par·a·thy·roid gland (par'ă-thī'royd gland) [TA]
One of two small paired endocrine glands, superior and inferior, usually found embedded in the connective tissue capsule on the posterior surface of the thyroid gland; they secrete parathyroid hormone, which regulates the metabolism of calcium and phosphorus. The parenchyma is composed of chief and oxyphilic cells arranged in anastomosing cords. Inadvertent removal of all parathyroid glands, as during thyroidectomy, produces tetany and death.
gland secretory organ
adrenal gland endocrine gland located at superior pole of each kidney, secreting catecholamines (from medulla) and adrenocorticoid hormones (from cortex)
apocrine gland axilla and genital skin glands, whose secretion is formed by degradation of secretory cells
eccrine gland gland producing a simple fluid secretion, e.g. sweat glands
endocrine gland gland whose secretions are absorbed directly into blood, e.g. pancreas islet cells
exocrine gland gland whose secretion reaches a body surface via ducts
holocrine gland gland whose secretion is formed by cell degradation
lymph gland see nodes lymph
parathyroid gland parathormone-secreting endocrine glands, located within poles of the thyroid
pituitary gland see pituitary
sebaceous gland sebum-secreting holocrine gland within the hair follicle
thyroid gland see thyroid
1. situated beside the thyroid gland.
2. one of the parathyroid glands.
3. a preparation containing parathyroid hormone from animal parathyroid glands; used for diagnosis and treatment of hypoparathyroidism.
parathyroid calcium-regulating hormone
see parathyroid hormone (below).
remnants of the embryonic duct that connects the parathyroid and the thymus during embryogenesis. Called also Kursteiner's cyst.
small body in the region of the thyroid gland, occurring in a variable number of pairs, commonly two.
The parathyroid contains two types of cell: chief cells and oxyphils. Chief cells are the major source of parathyroid hormone (PTH), the secretion of which is dependent on the serum calcium level. Through a closed-loop feedback mechanism a low serum calcium level stimulates secretion of PTH; conversely, a high serum calcium level inhibits its secretion. The essential role of PTH is maintenance of a normal serum calcium level in association with vitamin D and calcitonin.
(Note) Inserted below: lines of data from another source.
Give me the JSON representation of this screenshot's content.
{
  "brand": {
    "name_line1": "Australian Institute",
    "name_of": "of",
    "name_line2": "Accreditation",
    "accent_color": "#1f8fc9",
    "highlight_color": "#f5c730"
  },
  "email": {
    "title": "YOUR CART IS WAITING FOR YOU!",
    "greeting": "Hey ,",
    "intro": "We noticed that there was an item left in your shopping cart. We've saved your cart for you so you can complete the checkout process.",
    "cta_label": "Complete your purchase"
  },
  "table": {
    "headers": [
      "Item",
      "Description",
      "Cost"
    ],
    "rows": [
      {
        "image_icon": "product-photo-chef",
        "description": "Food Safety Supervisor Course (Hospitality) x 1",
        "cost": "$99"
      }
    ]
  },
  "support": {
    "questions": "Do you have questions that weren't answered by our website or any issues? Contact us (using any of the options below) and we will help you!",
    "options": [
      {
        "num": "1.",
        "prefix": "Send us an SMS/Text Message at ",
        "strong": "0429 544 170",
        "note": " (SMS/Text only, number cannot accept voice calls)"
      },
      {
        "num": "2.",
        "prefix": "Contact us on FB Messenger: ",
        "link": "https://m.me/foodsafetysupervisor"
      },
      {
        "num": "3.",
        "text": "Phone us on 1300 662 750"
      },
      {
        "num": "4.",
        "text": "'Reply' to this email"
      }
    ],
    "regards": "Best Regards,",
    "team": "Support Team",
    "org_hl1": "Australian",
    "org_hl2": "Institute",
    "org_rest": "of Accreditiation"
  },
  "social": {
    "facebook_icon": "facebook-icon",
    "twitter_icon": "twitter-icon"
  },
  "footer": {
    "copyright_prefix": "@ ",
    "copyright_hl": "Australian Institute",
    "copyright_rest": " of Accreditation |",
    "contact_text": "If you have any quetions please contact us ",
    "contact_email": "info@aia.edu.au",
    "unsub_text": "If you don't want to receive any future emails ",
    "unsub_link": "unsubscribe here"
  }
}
parathyroid gland hyperplasia
may be focal and nodular or, more importantly diffuse. The latter occurs in cases suffering long-standing nutritional deficiency of calcium or renal insufficiency.
parathyroid hormone (PTH)
a simple, straight-chain polypeptide, synthesized in chief cells and stored in secretory granules. The hormone stimulates the formation and activity of resorptive osteocytes so that calcium is released into body fluids without extensive bone remodeling. This is its mineral homeostatic function and is a relatively quick, short duration response. It is also concerned in skeletal homeostasis by stimulating osteoclastic osteolysis, the slower acting process of bone remodeling.
parathyroid hormone-related protein, parathyroid hormone-like peptide parathyroid hyperfunction parathyroid secretory protein
stored in secretory granules with parathyroid hormone but has no known function. Called also chromogranin A.
carcinomas occur rarely and adenomas more commonly, particularly in older dogs. Either type of tumor may be nonfunctional or functional, causing a primary hyperparathyroidism.